By Rachit Raj

A lot has been said about Disney’s recent attempt to bring diversity to their characters and narratives. We are still early in these representations, but after Soul gave us Disney’s first black protagonist, Encanto gives us a Latina family which has been quickly recognized for its incredible representation. However, beyond that, this recent Disney film does something more, and quite incredibly. In Mirabel (voiced by the brilliant Stephanie Beatriz), we get a protagonist with a disability.

Now Mirabel may not seem like the most obvious character to lead the cause for the disabled community, but when understood inside the fabric of the film it breaths in, her disability emerges as a striking part of what makes her such a terrific protagonist. In a family of sorcerers where every family member finds their own special “gift” in a fanciful ceremony, Mirabel is magicless. She is the odd-one-out, the anomaly. The disabled.

While those who have the gift of magic get a section of the home of their own, Mirabel sleeps in the nursery with young kids who are yet to receive their “gift”. In her own home, she lives as an inferior citizen. It does not help that her grandmother, the matriarch, Abuela, is especially harsh towards her, and her parents only sporadically supportive of their child.

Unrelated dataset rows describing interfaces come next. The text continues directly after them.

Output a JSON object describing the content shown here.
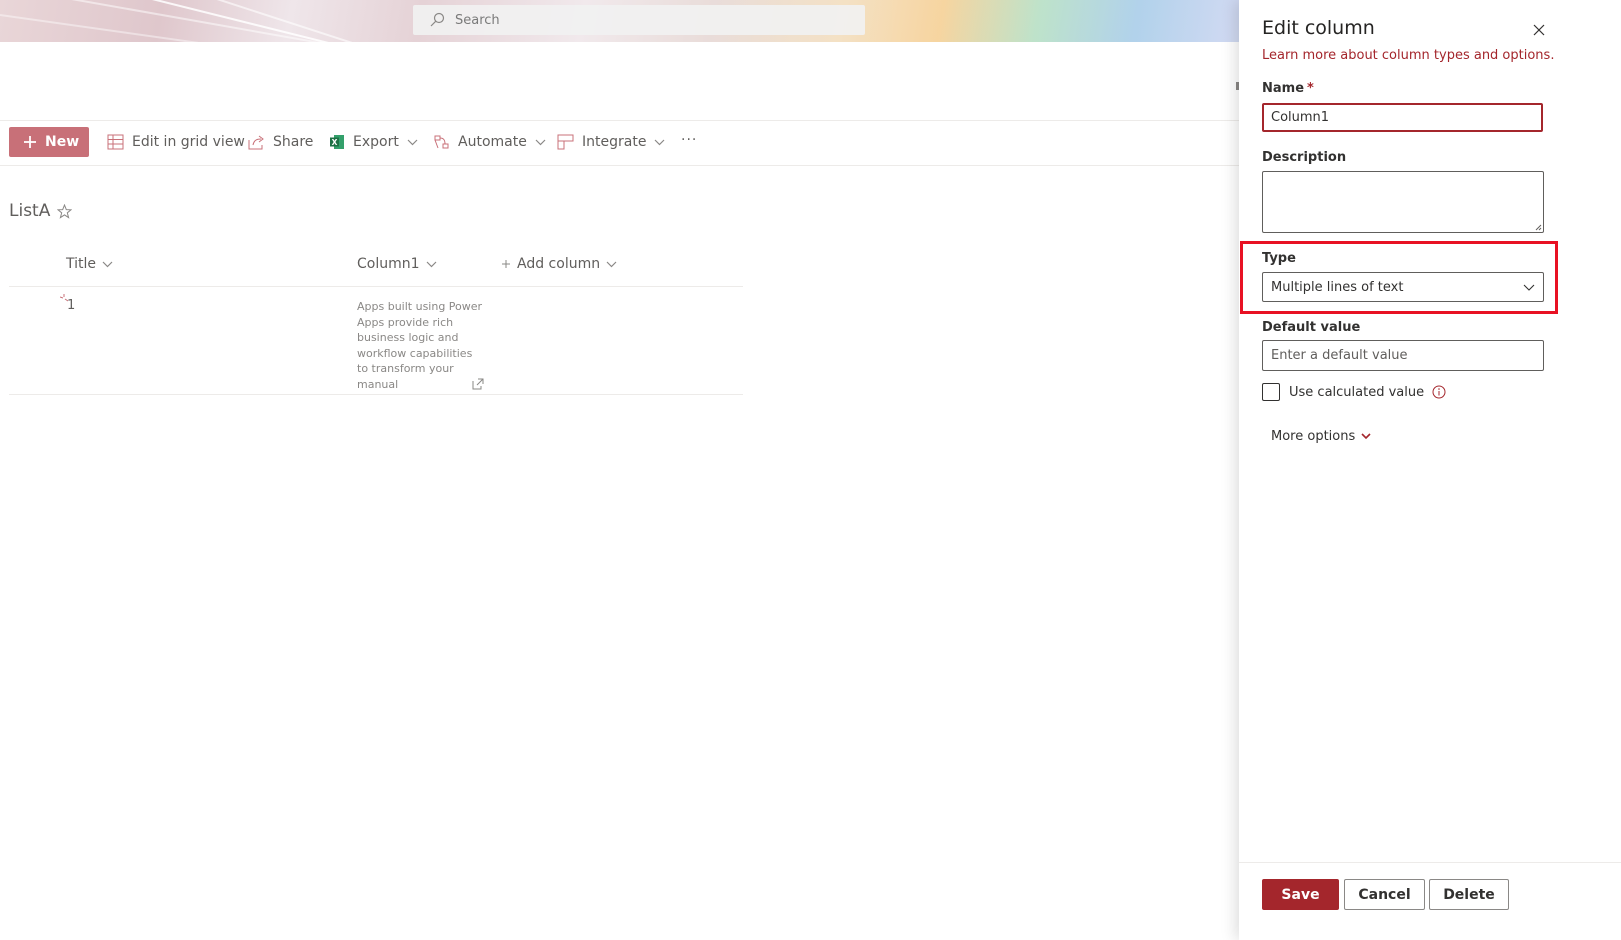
{
  "search": {
    "placeholder": "Search"
  },
  "toolbar": {
    "new_label": "New",
    "edit_grid_label": "Edit in grid view",
    "share_label": "Share",
    "export_label": "Export",
    "automate_label": "Automate",
    "integrate_label": "Integrate",
    "more_label": "···"
  },
  "list": {
    "title": "ListA",
    "columns": [
      "Title",
      "Column1",
      "Add column"
    ],
    "rows": [
      {
        "title": "1",
        "column1": "Apps built using Power Apps provide rich business logic and workflow capabilities to transform your manual"
      }
    ]
  },
  "panel": {
    "title": "Edit column",
    "learn_more": "Learn more about column types and options.",
    "name_label": "Name",
    "required_mark": "*",
    "name_value": "Column1",
    "description_label": "Description",
    "type_label": "Type",
    "type_value": "Multiple lines of text",
    "default_label": "Default value",
    "default_placeholder": "Enter a default value",
    "calculated_label": "Use calculated value",
    "more_options": "More options",
    "save": "Save",
    "cancel": "Cancel",
    "delete": "Delete"
  },
  "colors": {
    "accent": "#a4262c",
    "new_button": "#c87078",
    "highlight": "#e81123"
  }
}
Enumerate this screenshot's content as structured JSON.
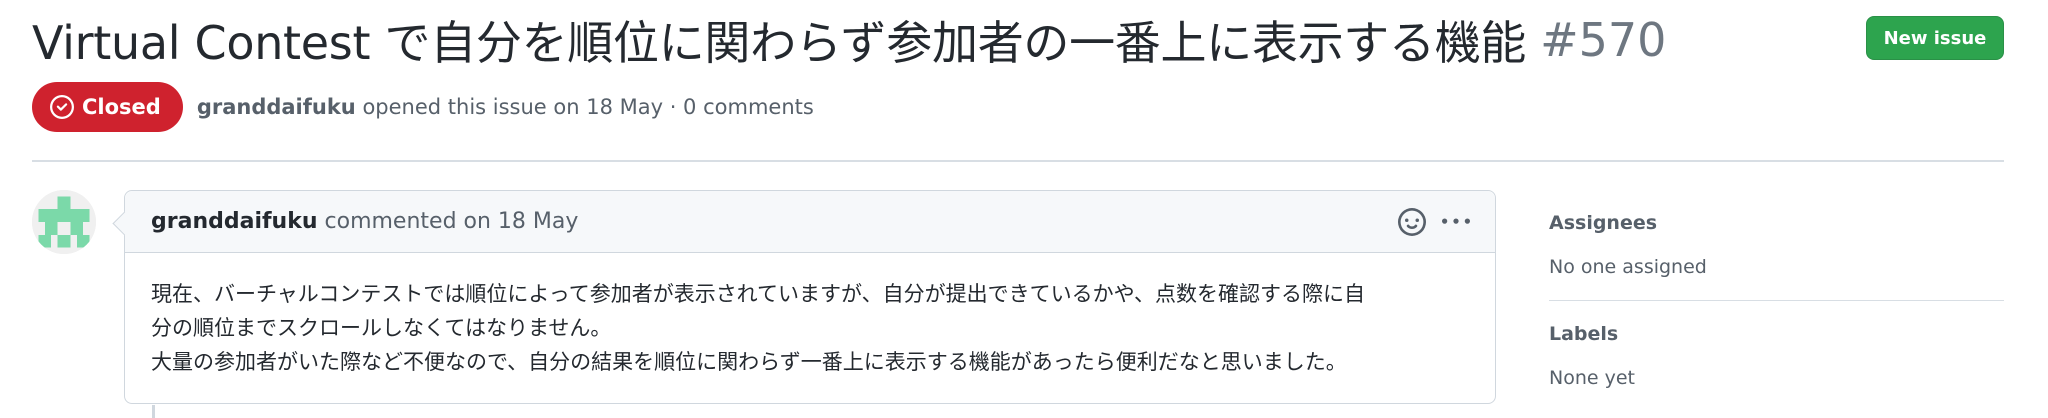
{
  "issue": {
    "title": "Virtual Contest で自分を順位に関わらず参加者の一番上に表示する機能",
    "number": "#570",
    "new_issue_label": "New issue",
    "state_label": "Closed",
    "state_color": "#cf222e",
    "author": "granddaifuku",
    "meta_text": " opened this issue on 18 May · 0 comments"
  },
  "comment": {
    "author": "granddaifuku",
    "action_text": " commented on 18 May",
    "body_line_1": "現在、バーチャルコンテストでは順位によって参加者が表示されていますが、自分が提出できているかや、点数を確認する際に自",
    "body_line_2": "分の順位までスクロールしなくてはなりません。",
    "body_line_3": "大量の参加者がいた際など不便なので、自分の結果を順位に関わらず一番上に表示する機能があったら便利だなと思いました。"
  },
  "sidebar": {
    "assignees_heading": "Assignees",
    "assignees_value": "No one assigned",
    "labels_heading": "Labels",
    "labels_value": "None yet"
  },
  "icons": {
    "state": "issue-closed-icon",
    "reaction": "smiley-icon",
    "menu": "kebab-horizontal-icon"
  },
  "colors": {
    "primary_button": "#2da44e",
    "closed": "#cf222e",
    "avatar_identicon": "#7bd9a9"
  }
}
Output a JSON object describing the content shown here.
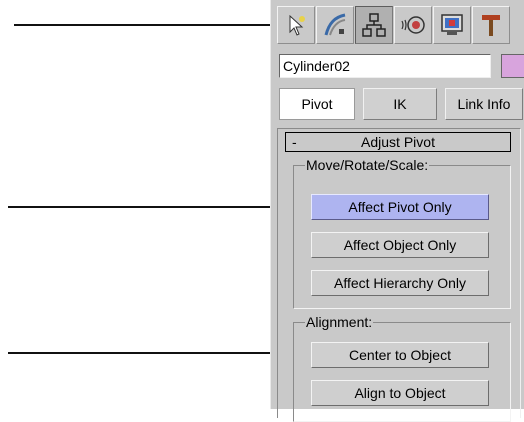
{
  "callout_lines": [
    "callout-1",
    "callout-2",
    "callout-3"
  ],
  "command_panel": {
    "tabs": [
      {
        "name": "create-icon",
        "active": false
      },
      {
        "name": "modify-icon",
        "active": false
      },
      {
        "name": "hierarchy-icon",
        "active": true
      },
      {
        "name": "motion-icon",
        "active": false
      },
      {
        "name": "display-icon",
        "active": false
      },
      {
        "name": "utilities-icon",
        "active": false
      }
    ],
    "object_name": "Cylinder02",
    "object_color": "#d8a4dd",
    "subtabs": [
      "Pivot",
      "IK",
      "Link Info"
    ],
    "active_subtab": "Pivot",
    "rollout": {
      "collapse_symbol": "-",
      "title": "Adjust Pivot",
      "move_group": {
        "label": "Move/Rotate/Scale:",
        "buttons": [
          "Affect Pivot Only",
          "Affect Object Only",
          "Affect Hierarchy Only"
        ],
        "active_button": "Affect Pivot Only"
      },
      "alignment_group": {
        "label": "Alignment:",
        "buttons": [
          "Center to Object",
          "Align to Object"
        ]
      }
    }
  },
  "colors": {
    "panel": "#c9c9c9",
    "active_button": "#aeb4f0",
    "active_subtab": "#ffffff"
  }
}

In its early minutes, Encanto paints a stellar picture of a character who is the “other” in her own household. She encapsulates the tragic experience of a person with a disability as she sees the youngest member of the family getting his “gift”. A useless gift, one must add, but a gift, nonetheless.

She is excluded from the family and yet expected to be a part of the family. At one point in the narrative, she is disdainfully excluded from the family photograph. Mirabel is destined for a life spent at the peripheral edges of her family. A life where she is reminded of her “disability” repeatedly in stark contrast to everyone else’s “ability” to do the most fantastic things.

The film does well to touch upon the burden of being a “gifted one” through the character of Luisa, who has superhuman strength but also deals with extreme, endless anxiety. In fact, the film shows multiple characters dealing with intellectual situations. Abuela is dealing with PTSD, Bruno (another obscure, hidden character) can be quickly resembled as someone on the autism spectrum, while Dolores with her super-hearing abilities is also struggling with anxiety issues.

And yet, amongst all of them, Mirabel (and Bruno) is the “other” one, because her disability is more “visible”. In the introductory song of the film, we find Mirabel introducing her family jubilantly, only to turn morose as kids ask her about her “gift”. That sense of inferiority in Mirabel is a fascinating nod to people with disabilities feeling inferior to everyone else in their family, especially if they come from an unhealthy familial space like Mirabel did.

Of course, the film resorts to some clichés towards the end that make the final resolution more populist than pure. As I finished the film I had reservations about what would happen to Mirabel after we leave her. I still feel Abuela’s final apology was more about a brief reflection than true introspection.

Unlike Disney’s better offerings like Coco and Soul in recent years, Encanto is hiccupped,  but a satisfying ride. In Mirabel – and a host of other members of the Madrigal family – we are given a magical ride that makes an important, albeit simplistic statement on acceptance, not just of one’s own disability (it was essential for Abuela to go back to a site that was the birthplace of her traumatic obsession with magic), but also taking the first step towards embracing others with their “gifts” and “non-gifts”.

Ultimately, Encanto, for me, was about how a person can spiral into an endless hurricane as they live with a disability in an unwelcoming, toxic environment. It is also, then, about the beauty of being accepted by your loved ones for who you are. Luisa is more than just someone with superhuman power, Mirabel, more than someone without the “gift”. Encanto is about accepting each other for the human beings that we are, and as simplistic and sanitized as that may be, it is a positive step forward as we move towards better and more frequent representations of disability in popular culture.